What happens in the ocean during ENSO?

 

The Pacific Ocean is a huge mass of water which can control many climate features in its region, since changes in the ocean result in characteristic changes in the atmosphere which, in turn, alter climate and weather patterns across the globe.

During normal years (non-ENSO years) relatively cold water occurs along the west coast of South America , an effect increased by upwelling of cold water along the Peruvian coast. The cold water then flows westward along the equator to Australia and is heated by the tropical sun. These normal conditions make the western Pacific about 3°C to 8°C warmer than the eastern Pacific.

During La Nina years, the upwelling off the Peruvian coast is enhanced and the SSTs in the Nino regions become cooler than usual. During El Nino years, the area of warm water (usually over the western tropical Pacific near Australia ) cools down and the warm water is displaced eastward to the central Pacific. The upwelling off the Peruvian coast is suppressed and the SSTs in this region become warmer than usual.

 

Measuring the ocean

 

Sea-surface temperature (SST) anomalies are (amongst other) used to measure the state of the global oceans. The long-term mean for each location over the oceans is calculated from a long record of SST data for these specific locations. The mean is then subtracted from the current value. If the ocean is warmer than usual, it will have a higher SST value than the mean and therefore a positive anomaly. On the other hand, a colder-than-usual ocean surface will give rise to a negative anomaly. El Nino events are associated with positive SST anomalies, while La Nina events are associated with negative SST anomalies.

 

What happens in the atmosphere during ENSO?

 

The atmospheric circulation between high and low pressure regions in the tropical Pacific is known as the Walker Circulation. The easterly trade winds are part of the low-level component of the Walker circulation. During normal years (non-ENSO years), the trade winds move over the warmer sea bringing warm, moist air towards the Indonesian region. This moist air rises to high levels and travels eastward before sinking over the eastern Pacific Ocean . The rising air is associated with a region of low air pressure, towering cumulonimbus clouds and rain. High pressure and dry conditions accompany the sinking air. (Figure: Normal conditions in the Pacific Ocean and the atmosphere .)

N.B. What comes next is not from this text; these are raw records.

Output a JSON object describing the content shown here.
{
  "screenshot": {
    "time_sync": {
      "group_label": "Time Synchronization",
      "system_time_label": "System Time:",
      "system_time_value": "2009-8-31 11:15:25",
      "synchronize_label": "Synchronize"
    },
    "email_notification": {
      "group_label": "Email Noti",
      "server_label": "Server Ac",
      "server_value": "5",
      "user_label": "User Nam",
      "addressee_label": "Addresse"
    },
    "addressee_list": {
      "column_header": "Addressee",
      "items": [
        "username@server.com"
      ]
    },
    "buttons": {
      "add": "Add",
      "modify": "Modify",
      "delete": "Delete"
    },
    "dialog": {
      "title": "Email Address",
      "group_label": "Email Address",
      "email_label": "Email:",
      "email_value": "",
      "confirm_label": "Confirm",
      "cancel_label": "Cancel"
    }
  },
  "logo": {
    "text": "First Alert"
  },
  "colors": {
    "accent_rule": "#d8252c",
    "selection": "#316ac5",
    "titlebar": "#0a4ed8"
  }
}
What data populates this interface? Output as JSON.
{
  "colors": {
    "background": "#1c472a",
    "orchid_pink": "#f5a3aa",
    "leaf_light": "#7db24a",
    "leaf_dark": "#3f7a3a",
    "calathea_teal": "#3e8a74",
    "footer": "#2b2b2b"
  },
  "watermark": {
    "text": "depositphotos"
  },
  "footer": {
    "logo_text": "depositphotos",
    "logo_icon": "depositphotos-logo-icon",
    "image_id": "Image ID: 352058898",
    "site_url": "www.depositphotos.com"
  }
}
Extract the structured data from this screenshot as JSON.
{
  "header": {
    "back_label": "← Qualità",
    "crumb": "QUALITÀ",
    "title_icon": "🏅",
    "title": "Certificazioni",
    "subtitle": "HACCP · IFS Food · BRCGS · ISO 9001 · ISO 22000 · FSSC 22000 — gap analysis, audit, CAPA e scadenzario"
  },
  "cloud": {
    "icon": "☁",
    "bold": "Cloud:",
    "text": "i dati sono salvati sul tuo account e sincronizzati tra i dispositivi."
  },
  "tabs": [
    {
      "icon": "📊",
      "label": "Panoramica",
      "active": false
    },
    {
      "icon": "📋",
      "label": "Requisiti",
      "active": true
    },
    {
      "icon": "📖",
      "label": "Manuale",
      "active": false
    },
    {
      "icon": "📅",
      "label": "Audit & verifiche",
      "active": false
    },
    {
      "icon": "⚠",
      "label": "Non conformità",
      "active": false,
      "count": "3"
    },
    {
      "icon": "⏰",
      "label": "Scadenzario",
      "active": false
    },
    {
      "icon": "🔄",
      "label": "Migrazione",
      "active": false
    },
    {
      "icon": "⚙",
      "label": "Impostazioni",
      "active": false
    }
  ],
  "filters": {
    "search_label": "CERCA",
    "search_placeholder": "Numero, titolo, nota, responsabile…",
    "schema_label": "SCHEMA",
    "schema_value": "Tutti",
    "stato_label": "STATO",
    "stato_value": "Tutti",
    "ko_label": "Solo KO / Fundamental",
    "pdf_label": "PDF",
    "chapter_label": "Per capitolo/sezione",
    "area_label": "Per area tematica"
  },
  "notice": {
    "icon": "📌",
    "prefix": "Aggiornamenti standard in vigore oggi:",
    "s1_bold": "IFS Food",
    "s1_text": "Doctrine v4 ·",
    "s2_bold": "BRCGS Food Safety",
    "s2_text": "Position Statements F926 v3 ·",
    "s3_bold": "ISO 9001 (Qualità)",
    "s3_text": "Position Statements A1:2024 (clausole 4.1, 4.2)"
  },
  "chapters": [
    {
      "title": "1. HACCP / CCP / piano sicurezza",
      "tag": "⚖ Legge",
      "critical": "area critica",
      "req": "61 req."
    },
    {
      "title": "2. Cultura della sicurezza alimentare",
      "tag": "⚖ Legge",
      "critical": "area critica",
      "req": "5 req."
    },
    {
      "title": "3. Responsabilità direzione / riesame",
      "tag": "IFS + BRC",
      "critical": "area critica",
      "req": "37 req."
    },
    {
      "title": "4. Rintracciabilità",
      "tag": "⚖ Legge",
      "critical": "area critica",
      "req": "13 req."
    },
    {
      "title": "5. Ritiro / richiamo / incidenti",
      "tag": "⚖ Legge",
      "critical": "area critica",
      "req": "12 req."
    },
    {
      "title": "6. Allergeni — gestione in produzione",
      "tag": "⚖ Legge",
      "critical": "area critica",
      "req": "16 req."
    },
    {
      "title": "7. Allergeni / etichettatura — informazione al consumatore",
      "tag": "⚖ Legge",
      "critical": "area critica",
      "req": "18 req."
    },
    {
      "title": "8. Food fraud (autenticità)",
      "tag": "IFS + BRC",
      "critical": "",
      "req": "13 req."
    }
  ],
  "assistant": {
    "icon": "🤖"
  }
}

During La Nina years, the Walker Circulation operates in the same way as described for normal years, but because of the larger area of colder water off the South American coast and the displacement of warmer water to the west, the atmospheric pattern also shifts accordingly. During El Nino years, the Walker Circulation is altered due to the changes in the Pacific Ocean . The lifting and sinking of air - and therefore rainy and dry conditions - move with the warmer and colder SSTs to form the pattern depicted in the figure Conditions in the Pacific Ocean and the atmosphere during El Nino .

 

Measuring the atmosphere

 

The Southern Oscillation Index (SOI) gives a simple measure of the strength and phase of the difference in sea-level pressure between Tahiti (in the mid-Pacific) and Darwin (in Australia ). This difference is given in terms of an index. The typical Walker circulation has an SOI close to zero, while a strong negative value usually indicates that the oscillation has entered an El Nino phase. A strong positive value usually indicates a La Nina phase.